The problem ▸
All lines in the data bearing the string "will" should be identified and copied.
Start of Data for processing
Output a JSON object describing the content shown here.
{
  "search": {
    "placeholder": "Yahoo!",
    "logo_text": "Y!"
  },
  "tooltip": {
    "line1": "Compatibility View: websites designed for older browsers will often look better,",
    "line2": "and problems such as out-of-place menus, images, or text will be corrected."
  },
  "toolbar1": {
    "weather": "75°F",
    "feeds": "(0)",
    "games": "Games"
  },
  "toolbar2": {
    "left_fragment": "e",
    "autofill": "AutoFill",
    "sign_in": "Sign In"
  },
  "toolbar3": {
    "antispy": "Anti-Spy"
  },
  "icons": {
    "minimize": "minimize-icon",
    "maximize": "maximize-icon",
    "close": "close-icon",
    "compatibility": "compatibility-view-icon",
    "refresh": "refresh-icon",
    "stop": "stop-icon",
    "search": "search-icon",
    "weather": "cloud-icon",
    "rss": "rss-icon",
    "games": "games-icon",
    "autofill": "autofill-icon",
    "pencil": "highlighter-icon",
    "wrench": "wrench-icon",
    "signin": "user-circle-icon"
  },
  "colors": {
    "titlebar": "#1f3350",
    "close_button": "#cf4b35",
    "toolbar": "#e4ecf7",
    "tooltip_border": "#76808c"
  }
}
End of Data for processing
Solved problem ▸
    "line1": "Compatibility View: websites designed for older browsers will often look better,",
    "line2": "and problems such as out-of-place menus, images, or text will be corrected."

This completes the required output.